Requirement >> Exact copies of all the records are to be output.

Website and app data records
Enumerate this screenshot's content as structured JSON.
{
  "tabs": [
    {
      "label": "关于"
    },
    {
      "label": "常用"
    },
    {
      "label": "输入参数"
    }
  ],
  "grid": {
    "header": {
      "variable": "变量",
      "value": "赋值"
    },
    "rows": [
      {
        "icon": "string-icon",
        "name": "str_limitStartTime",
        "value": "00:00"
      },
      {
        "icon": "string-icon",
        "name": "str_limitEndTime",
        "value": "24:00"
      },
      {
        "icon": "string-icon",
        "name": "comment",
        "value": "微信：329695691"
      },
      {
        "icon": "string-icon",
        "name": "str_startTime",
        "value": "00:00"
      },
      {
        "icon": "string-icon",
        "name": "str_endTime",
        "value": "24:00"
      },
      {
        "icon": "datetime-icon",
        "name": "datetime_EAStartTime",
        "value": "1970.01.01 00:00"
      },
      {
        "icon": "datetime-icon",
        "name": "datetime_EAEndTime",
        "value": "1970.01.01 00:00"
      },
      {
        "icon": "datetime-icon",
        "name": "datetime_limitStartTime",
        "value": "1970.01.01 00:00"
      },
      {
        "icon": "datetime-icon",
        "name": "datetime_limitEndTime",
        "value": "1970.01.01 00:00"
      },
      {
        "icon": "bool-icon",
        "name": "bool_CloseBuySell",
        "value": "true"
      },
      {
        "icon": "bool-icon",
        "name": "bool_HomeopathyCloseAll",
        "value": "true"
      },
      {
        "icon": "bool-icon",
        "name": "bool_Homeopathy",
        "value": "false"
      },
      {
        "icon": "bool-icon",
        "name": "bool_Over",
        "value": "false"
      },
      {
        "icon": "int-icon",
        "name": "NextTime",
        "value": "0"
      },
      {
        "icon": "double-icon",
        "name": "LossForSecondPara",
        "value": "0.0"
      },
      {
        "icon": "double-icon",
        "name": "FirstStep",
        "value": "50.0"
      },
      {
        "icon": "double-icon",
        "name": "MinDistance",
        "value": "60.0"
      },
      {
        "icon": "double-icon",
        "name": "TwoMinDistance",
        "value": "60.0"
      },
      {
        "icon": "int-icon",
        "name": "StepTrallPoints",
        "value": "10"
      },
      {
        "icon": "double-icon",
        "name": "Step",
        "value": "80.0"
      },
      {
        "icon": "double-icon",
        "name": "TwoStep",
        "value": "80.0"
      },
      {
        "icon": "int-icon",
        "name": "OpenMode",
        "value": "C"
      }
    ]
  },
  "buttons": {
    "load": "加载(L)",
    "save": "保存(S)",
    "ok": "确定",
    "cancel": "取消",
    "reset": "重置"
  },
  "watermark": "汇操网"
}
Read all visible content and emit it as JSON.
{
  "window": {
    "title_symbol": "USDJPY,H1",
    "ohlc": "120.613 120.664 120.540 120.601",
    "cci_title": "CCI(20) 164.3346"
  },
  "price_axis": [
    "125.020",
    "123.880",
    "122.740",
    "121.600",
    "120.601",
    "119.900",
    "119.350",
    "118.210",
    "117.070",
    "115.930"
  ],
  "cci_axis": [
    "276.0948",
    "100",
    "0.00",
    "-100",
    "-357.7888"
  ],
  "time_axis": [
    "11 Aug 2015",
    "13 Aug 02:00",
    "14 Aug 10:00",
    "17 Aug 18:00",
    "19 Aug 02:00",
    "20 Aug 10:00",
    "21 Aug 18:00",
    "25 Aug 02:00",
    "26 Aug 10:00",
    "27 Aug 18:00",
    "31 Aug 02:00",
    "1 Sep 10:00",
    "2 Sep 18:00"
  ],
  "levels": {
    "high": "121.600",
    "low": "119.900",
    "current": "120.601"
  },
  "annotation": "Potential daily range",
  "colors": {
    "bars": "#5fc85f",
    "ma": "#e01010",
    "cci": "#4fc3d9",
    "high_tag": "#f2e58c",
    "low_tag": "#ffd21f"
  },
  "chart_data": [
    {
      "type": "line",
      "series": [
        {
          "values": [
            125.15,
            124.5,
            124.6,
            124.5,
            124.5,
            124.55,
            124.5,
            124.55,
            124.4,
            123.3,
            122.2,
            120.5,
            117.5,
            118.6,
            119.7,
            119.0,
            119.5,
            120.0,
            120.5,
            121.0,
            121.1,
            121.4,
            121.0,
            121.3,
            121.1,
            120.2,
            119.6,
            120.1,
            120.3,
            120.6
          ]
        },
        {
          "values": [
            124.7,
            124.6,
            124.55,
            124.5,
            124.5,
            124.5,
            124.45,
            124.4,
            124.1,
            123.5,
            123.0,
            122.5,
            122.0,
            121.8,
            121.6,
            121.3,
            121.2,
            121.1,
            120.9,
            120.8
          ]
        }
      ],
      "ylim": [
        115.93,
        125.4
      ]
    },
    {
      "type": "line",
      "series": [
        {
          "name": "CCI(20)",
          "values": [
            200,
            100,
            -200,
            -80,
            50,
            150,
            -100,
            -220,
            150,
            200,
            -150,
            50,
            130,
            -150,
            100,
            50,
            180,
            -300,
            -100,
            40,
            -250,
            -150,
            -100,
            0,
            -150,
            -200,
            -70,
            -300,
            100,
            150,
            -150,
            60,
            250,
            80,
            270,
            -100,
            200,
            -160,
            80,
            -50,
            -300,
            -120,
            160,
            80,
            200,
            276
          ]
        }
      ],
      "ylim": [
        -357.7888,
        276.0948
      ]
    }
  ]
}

Reply >>
Enumerate this screenshot's content as structured JSON.
{
  "tabs": [
    {
      "label": "关于"
    },
    {
      "label": "常用"
    },
    {
      "label": "输入参数"
    }
  ],
  "grid": {
    "header": {
      "variable": "变量",
      "value": "赋值"
    },
    "rows": [
      {
        "icon": "string-icon",
        "name": "str_limitStartTime",
        "value": "00:00"
      },
      {
        "icon": "string-icon",
        "name": "str_limitEndTime",
        "value": "24:00"
      },
      {
        "icon": "string-icon",
        "name": "comment",
        "value": "微信：329695691"
      },
      {
        "icon": "string-icon",
        "name": "str_startTime",
        "value": "00:00"
      },
      {
        "icon": "string-icon",
        "name": "str_endTime",
        "value": "24:00"
      },
      {
        "icon": "datetime-icon",
        "name": "datetime_EAStartTime",
        "value": "1970.01.01 00:00"
      },
      {
        "icon": "datetime-icon",
        "name": "datetime_EAEndTime",
        "value": "1970.01.01 00:00"
      },
      {
        "icon": "datetime-icon",
        "name": "datetime_limitStartTime",
        "value": "1970.01.01 00:00"
      },
      {
        "icon": "datetime-icon",
        "name": "datetime_limitEndTime",
        "value": "1970.01.01 00:00"
      },
      {
        "icon": "bool-icon",
        "name": "bool_CloseBuySell",
        "value": "true"
      },
      {
        "icon": "bool-icon",
        "name": "bool_HomeopathyCloseAll",
        "value": "true"
      },
      {
        "icon": "bool-icon",
        "name": "bool_Homeopathy",
        "value": "false"
      },
      {
        "icon": "bool-icon",
        "name": "bool_Over",
        "value": "false"
      },
      {
        "icon": "int-icon",
        "name": "NextTime",
        "value": "0"
      },
      {
        "icon": "double-icon",
        "name": "LossForSecondPara",
        "value": "0.0"
      },
      {
        "icon": "double-icon",
        "name": "FirstStep",
        "value": "50.0"
      },
      {
        "icon": "double-icon",
        "name": "MinDistance",
        "value": "60.0"
      },
      {
        "icon": "double-icon",
        "name": "TwoMinDistance",
        "value": "60.0"
      },
      {
        "icon": "int-icon",
        "name": "StepTrallPoints",
        "value": "10"
      },
      {
        "icon": "double-icon",
        "name": "Step",
        "value": "80.0"
      },
      {
        "icon": "double-icon",
        "name": "TwoStep",
        "value": "80.0"
      },
      {
        "icon": "int-icon",
        "name": "OpenMode",
        "value": "C"
      }
    ]
  },
  "buttons": {
    "load": "加载(L)",
    "save": "保存(S)",
    "ok": "确定",
    "cancel": "取消",
    "reset": "重置"
  },
  "watermark": "汇操网"
}
Read all visible content and emit it as JSON.
{
  "window": {
    "title_symbol": "USDJPY,H1",
    "ohlc": "120.613 120.664 120.540 120.601",
    "cci_title": "CCI(20) 164.3346"
  },
  "price_axis": [
    "125.020",
    "123.880",
    "122.740",
    "121.600",
    "120.601",
    "119.900",
    "119.350",
    "118.210",
    "117.070",
    "115.930"
  ],
  "cci_axis": [
    "276.0948",
    "100",
    "0.00",
    "-100",
    "-357.7888"
  ],
  "time_axis": [
    "11 Aug 2015",
    "13 Aug 02:00",
    "14 Aug 10:00",
    "17 Aug 18:00",
    "19 Aug 02:00",
    "20 Aug 10:00",
    "21 Aug 18:00",
    "25 Aug 02:00",
    "26 Aug 10:00",
    "27 Aug 18:00",
    "31 Aug 02:00",
    "1 Sep 10:00",
    "2 Sep 18:00"
  ],
  "levels": {
    "high": "121.600",
    "low": "119.900",
    "current": "120.601"
  },
  "annotation": "Potential daily range",
  "colors": {
    "bars": "#5fc85f",
    "ma": "#e01010",
    "cci": "#4fc3d9",
    "high_tag": "#f2e58c",
    "low_tag": "#ffd21f"
  },
  "chart_data": [
    {
      "type": "line",
      "series": [
        {
          "values": [
            125.15,
            124.5,
            124.6,
            124.5,
            124.5,
            124.55,
            124.5,
            124.55,
            124.4,
            123.3,
            122.2,
            120.5,
            117.5,
            118.6,
            119.7,
            119.0,
            119.5,
            120.0,
            120.5,
            121.0,
            121.1,
            121.4,
            121.0,
            121.3,
            121.1,
            120.2,
            119.6,
            120.1,
            120.3,
            120.6
          ]
        },
        {
          "values": [
            124.7,
            124.6,
            124.55,
            124.5,
            124.5,
            124.5,
            124.45,
            124.4,
            124.1,
            123.5,
            123.0,
            122.5,
            122.0,
            121.8,
            121.6,
            121.3,
            121.2,
            121.1,
            120.9,
            120.8
          ]
        }
      ],
      "ylim": [
        115.93,
        125.4
      ]
    },
    {
      "type": "line",
      "series": [
        {
          "name": "CCI(20)",
          "values": [
            200,
            100,
            -200,
            -80,
            50,
            150,
            -100,
            -220,
            150,
            200,
            -150,
            50,
            130,
            -150,
            100,
            50,
            180,
            -300,
            -100,
            40,
            -250,
            -150,
            -100,
            0,
            -150,
            -200,
            -70,
            -300,
            100,
            150,
            -150,
            60,
            250,
            80,
            270,
            -100,
            200,
            -160,
            80,
            -50,
            -300,
            -120,
            160,
            80,
            200,
            276
          ]
        }
      ],
      "ylim": [
        -357.7888,
        276.0948
      ]
    }
  ]
}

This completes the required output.